Records for processing section start

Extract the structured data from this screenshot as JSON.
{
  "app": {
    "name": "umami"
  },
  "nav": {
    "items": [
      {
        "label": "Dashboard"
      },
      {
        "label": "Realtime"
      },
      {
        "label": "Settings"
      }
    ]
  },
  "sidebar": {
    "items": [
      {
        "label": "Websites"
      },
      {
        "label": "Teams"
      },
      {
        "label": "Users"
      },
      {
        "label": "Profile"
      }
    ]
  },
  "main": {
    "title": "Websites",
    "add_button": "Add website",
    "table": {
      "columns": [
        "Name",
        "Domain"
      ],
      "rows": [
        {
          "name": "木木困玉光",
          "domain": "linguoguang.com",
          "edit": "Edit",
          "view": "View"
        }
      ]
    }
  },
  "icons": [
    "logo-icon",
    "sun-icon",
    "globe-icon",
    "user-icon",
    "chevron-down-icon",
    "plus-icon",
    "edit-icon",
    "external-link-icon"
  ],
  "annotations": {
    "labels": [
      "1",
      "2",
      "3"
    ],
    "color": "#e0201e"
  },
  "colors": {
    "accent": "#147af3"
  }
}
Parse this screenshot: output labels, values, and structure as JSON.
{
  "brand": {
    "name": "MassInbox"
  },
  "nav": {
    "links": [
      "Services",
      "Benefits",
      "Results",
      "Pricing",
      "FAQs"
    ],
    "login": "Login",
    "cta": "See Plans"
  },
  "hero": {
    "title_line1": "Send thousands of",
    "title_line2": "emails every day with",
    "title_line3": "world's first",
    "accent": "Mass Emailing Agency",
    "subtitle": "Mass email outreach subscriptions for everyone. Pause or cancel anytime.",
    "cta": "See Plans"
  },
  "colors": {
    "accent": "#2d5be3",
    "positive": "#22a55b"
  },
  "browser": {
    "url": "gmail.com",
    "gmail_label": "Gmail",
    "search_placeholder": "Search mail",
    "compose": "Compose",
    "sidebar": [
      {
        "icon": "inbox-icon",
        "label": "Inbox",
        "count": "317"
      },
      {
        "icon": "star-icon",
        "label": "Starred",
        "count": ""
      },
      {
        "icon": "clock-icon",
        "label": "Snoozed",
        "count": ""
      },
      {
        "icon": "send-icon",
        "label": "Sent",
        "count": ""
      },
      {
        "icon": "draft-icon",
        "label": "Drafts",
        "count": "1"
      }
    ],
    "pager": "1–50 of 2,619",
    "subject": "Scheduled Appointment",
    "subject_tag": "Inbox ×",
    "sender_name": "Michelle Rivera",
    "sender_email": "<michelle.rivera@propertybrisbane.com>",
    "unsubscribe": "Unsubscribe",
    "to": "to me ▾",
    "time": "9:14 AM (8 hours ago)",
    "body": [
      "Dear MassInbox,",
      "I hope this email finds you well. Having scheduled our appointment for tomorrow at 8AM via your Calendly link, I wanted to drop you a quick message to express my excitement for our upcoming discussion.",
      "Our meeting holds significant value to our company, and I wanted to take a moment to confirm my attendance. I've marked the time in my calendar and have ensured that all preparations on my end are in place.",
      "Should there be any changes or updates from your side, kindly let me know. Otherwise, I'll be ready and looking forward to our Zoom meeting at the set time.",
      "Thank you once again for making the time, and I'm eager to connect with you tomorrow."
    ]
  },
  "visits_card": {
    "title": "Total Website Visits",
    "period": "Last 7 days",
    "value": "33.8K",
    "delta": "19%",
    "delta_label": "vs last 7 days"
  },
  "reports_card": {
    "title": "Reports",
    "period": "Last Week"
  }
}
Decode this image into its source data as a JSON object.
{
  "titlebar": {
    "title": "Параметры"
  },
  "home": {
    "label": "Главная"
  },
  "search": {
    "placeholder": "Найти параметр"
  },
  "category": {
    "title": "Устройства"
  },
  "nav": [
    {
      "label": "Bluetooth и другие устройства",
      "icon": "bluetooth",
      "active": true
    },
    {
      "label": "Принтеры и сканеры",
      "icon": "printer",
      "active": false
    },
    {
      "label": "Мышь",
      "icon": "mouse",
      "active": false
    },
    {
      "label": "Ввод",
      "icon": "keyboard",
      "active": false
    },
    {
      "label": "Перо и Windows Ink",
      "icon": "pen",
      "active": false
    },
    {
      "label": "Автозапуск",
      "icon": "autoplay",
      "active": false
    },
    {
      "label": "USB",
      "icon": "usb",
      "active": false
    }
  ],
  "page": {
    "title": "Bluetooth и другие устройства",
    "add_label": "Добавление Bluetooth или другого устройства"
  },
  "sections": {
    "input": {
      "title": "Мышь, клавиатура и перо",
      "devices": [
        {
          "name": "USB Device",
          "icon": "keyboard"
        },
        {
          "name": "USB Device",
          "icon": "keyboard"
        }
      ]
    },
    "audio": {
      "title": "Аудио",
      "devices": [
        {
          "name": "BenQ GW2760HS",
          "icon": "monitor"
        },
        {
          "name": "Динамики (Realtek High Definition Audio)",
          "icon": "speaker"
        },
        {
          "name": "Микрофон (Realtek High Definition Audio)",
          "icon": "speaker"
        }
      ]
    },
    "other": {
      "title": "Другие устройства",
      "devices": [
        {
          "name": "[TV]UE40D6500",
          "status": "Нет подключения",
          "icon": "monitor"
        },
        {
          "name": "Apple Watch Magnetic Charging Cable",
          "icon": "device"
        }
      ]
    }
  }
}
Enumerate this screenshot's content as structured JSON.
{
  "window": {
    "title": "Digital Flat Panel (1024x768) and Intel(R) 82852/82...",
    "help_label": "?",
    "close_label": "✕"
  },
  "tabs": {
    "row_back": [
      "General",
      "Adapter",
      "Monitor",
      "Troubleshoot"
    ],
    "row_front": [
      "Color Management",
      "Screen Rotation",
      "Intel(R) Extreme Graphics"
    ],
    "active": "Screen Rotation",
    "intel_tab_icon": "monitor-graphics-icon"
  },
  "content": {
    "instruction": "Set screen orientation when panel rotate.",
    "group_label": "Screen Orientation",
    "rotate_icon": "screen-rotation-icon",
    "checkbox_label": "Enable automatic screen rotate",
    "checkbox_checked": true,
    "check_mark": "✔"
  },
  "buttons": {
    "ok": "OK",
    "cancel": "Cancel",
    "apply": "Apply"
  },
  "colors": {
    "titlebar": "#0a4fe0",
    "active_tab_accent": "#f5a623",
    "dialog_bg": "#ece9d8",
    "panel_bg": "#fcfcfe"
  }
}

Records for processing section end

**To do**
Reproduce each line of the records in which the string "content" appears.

**Problem solution**
Enumerate this screenshot's content as structured JSON.
  "content": {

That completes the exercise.